## Directions
With no line omitted, restate the records below exactly as they appear.

(Page and application data records)
= Beginning of Section =

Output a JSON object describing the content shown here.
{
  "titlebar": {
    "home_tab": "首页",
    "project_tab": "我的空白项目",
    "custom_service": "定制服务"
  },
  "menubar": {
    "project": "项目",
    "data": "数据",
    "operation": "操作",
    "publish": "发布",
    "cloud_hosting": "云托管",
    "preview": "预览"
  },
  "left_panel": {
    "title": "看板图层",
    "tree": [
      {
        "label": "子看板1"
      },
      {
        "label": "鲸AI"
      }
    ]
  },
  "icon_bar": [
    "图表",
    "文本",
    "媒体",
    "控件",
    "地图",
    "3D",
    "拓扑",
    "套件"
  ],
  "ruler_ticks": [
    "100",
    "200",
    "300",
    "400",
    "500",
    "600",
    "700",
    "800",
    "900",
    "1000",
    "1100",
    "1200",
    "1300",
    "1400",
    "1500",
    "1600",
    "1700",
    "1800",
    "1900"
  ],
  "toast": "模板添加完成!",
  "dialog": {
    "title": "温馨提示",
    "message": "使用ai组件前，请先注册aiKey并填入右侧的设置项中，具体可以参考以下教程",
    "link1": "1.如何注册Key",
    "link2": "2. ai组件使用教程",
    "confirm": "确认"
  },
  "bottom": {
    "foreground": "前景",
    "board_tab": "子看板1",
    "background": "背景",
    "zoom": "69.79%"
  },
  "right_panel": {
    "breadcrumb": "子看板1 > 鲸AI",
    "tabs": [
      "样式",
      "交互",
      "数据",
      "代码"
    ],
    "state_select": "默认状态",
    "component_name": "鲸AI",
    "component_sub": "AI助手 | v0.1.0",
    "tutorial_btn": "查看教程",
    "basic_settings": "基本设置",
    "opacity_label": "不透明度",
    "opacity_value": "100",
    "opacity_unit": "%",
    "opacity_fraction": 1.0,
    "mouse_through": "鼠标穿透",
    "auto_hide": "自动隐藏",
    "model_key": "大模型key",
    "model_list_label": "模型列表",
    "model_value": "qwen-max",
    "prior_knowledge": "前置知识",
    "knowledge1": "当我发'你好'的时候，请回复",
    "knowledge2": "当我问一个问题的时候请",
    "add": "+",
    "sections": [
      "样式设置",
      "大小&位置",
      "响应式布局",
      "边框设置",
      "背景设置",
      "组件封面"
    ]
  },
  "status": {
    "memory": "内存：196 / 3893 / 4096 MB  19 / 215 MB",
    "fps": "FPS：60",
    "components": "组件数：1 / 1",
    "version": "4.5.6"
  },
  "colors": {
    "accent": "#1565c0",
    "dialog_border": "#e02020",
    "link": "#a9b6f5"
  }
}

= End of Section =

## Result of the task
Output a JSON object describing the content shown here.
{
  "titlebar": {
    "home_tab": "首页",
    "project_tab": "我的空白项目",
    "custom_service": "定制服务"
  },
  "menubar": {
    "project": "项目",
    "data": "数据",
    "operation": "操作",
    "publish": "发布",
    "cloud_hosting": "云托管",
    "preview": "预览"
  },
  "left_panel": {
    "title": "看板图层",
    "tree": [
      {
        "label": "子看板1"
      },
      {
        "label": "鲸AI"
      }
    ]
  },
  "icon_bar": [
    "图表",
    "文本",
    "媒体",
    "控件",
    "地图",
    "3D",
    "拓扑",
    "套件"
  ],
  "ruler_ticks": [
    "100",
    "200",
    "300",
    "400",
    "500",
    "600",
    "700",
    "800",
    "900",
    "1000",
    "1100",
    "1200",
    "1300",
    "1400",
    "1500",
    "1600",
    "1700",
    "1800",
    "1900"
  ],
  "toast": "模板添加完成!",
  "dialog": {
    "title": "温馨提示",
    "message": "使用ai组件前，请先注册aiKey并填入右侧的设置项中，具体可以参考以下教程",
    "link1": "1.如何注册Key",
    "link2": "2. ai组件使用教程",
    "confirm": "确认"
  },
  "bottom": {
    "foreground": "前景",
    "board_tab": "子看板1",
    "background": "背景",
    "zoom": "69.79%"
  },
  "right_panel": {
    "breadcrumb": "子看板1 > 鲸AI",
    "tabs": [
      "样式",
      "交互",
      "数据",
      "代码"
    ],
    "state_select": "默认状态",
    "component_name": "鲸AI",
    "component_sub": "AI助手 | v0.1.0",
    "tutorial_btn": "查看教程",
    "basic_settings": "基本设置",
    "opacity_label": "不透明度",
    "opacity_value": "100",
    "opacity_unit": "%",
    "opacity_fraction": 1.0,
    "mouse_through": "鼠标穿透",
    "auto_hide": "自动隐藏",
    "model_key": "大模型key",
    "model_list_label": "模型列表",
    "model_value": "qwen-max",
    "prior_knowledge": "前置知识",
    "knowledge1": "当我发'你好'的时候，请回复",
    "knowledge2": "当我问一个问题的时候请",
    "add": "+",
    "sections": [
      "样式设置",
      "大小&位置",
      "响应式布局",
      "边框设置",
      "背景设置",
      "组件封面"
    ]
  },
  "status": {
    "memory": "内存：196 / 3893 / 4096 MB  19 / 215 MB",
    "fps": "FPS：60",
    "components": "组件数：1 / 1",
    "version": "4.5.6"
  },
  "colors": {
    "accent": "#1565c0",
    "dialog_border": "#e02020",
    "link": "#a9b6f5"
  }
}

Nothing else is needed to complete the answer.